Last year, around 1.1 million of the most disadvantaged children were eligible for and claimed a free school meal, which corresponds to approximately 14% of children in state-funded schools. If this temporary measure were to continue for the full rollout of Universal Credit, around half of all children would become eligible for FSM so that meals would no longer be targeted at those who need them the most. For this reason, the government explored replacing this temporary measure with a net earned income threshold to determine eligibility. This approach is consistent with how other government departments and devolved administrations have approached amending criteria for passported benefits under Universal Credit, for example the Help with Healthcare costs scheme (covering prescription charges) administered by the Department of Health and Social Care; and free school meals in Scotland.
In collaboration with the Department for Work and Pensions (DWP), the Department for Education (DfE) undertook analysis to determine the impact of different income thresholds on the number of children in receipt of FSM. Additionally, we considered operational feasibility, legal frameworks and technological capabilities. We decided to consult on implementing a net earned income threshold of £7,400.
The analysis undertaken by DfE uses outputs from two DWP models:
Whilst these modelling outputs have their limitations, they are considered the best available sources for modelling benefit entitlement and the flows between different benefits.
The outputs of these models are used by DfE in the following ways:
By combining this information, we are able to estimate:
Using this, we can estimate the difference in size between two groups of children who are in UC households in January 2022:
The government is introducing transitional protections to ensure that existing recipients of free school meals will not lose their entitlement following the introduction of new eligibility criteria. When calculating the effect of the threshold, we decided it was important not to account for protections in order to better understand how the number of children who meet the eligibility criteria change. These protected children are therefore not included in this analysis of the additional pupils eligible for FSM.
We take into account the fact that not every entitled household will claim for FSM. We do this by applying a “claiming rate” to the numbers described above. Our basis for this assumption comes from a DfE report into the proportion of pupils not claiming FSM. This report found that there is an under registration rate of around 11%, suggesting a claiming rate in the region of 89%.
Our modelling does not attempt to anticipate behavioural responses that may result due to policy changes.

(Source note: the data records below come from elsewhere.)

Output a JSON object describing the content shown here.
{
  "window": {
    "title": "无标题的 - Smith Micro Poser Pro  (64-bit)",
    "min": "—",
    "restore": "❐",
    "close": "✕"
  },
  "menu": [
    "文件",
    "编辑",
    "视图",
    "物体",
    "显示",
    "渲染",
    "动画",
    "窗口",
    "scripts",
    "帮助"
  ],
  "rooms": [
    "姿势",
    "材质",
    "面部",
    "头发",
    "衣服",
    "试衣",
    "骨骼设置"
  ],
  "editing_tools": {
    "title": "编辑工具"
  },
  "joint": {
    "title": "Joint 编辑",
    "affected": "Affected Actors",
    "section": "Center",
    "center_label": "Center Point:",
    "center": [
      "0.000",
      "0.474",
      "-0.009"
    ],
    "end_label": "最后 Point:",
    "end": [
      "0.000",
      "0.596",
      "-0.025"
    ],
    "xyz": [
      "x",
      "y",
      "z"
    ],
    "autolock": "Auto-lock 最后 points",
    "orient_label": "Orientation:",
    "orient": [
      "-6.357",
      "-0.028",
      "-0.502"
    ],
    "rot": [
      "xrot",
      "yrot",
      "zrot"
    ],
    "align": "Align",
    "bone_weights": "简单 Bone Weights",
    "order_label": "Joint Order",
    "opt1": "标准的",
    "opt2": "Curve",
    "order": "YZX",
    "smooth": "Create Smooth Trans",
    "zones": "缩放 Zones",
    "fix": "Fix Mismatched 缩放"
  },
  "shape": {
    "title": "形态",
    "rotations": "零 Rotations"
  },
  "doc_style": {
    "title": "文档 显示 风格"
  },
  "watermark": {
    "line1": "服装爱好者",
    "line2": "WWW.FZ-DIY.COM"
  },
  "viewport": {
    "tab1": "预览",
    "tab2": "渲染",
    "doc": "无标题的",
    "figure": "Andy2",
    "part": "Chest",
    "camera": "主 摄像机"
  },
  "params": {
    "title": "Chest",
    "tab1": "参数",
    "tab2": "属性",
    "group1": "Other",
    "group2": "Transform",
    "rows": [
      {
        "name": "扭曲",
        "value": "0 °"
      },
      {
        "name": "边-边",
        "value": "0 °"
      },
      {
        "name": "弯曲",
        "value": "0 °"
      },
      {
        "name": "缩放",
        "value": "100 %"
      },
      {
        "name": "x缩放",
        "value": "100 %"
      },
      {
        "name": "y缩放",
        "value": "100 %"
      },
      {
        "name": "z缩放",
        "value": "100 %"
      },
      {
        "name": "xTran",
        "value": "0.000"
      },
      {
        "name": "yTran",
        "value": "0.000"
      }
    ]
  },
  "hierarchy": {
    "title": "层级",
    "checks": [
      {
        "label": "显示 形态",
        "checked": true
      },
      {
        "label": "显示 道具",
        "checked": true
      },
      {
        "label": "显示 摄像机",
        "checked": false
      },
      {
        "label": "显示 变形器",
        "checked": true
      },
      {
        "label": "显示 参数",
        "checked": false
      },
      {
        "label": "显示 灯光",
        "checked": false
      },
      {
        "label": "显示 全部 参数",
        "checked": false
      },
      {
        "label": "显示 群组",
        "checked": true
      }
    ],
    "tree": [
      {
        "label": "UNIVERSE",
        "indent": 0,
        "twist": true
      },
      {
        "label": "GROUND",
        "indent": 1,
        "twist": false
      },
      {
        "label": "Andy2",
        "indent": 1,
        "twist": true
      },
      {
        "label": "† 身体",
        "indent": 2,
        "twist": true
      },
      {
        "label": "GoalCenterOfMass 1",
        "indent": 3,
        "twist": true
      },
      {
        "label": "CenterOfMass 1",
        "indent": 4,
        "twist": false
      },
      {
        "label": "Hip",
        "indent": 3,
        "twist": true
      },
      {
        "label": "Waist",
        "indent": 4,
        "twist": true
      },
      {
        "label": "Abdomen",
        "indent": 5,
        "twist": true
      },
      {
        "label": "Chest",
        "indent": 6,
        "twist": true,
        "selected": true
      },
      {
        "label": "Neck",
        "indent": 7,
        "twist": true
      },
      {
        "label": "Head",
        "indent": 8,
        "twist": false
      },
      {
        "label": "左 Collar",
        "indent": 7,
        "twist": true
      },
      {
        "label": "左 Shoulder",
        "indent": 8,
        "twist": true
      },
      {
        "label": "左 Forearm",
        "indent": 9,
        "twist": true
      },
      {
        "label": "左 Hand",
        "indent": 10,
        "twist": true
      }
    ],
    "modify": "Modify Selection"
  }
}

We estimate that by 2022 around 50,000 more children will benefit from a free school meal compared to the previous benefits system.
This figure represents the difference between those that gain eligibility under UC to those that would have been eligible under the old system but will not now be eligible under UC. It also takes account of the fact that not everybody claims their meal.
This figure does not include children that retain free school meals as a result of the transitional protections we are introducing during the rollout of Universal Credit. Under our proposals, no child in England should lose their free school meal during the transition to Universal Credit. In addition, any protected pupils who still receive free school meals once the transition is complete should continue to receive protection until the end of their current phase of education (e.g. primary, secondary school).
It is important to note that this number looks only at the net change in cohort size due to the eligibility criteria. The transitional protections (as outlined in the consultation response) mean that no child will actually lose their free school meals during the rollout of UC.
As new economic forecasts are released and underlying data (such as the FRS) are refreshed, the outputs from both the PSM and the INFORM will change. In turn, the output of the analysis outlined in this document will change.
DfE will continue to publish statistics on free school meals as part of its annual publication ‘Schools, pupils and their characteristics’.
14 Details of the rollout schedule can be found here: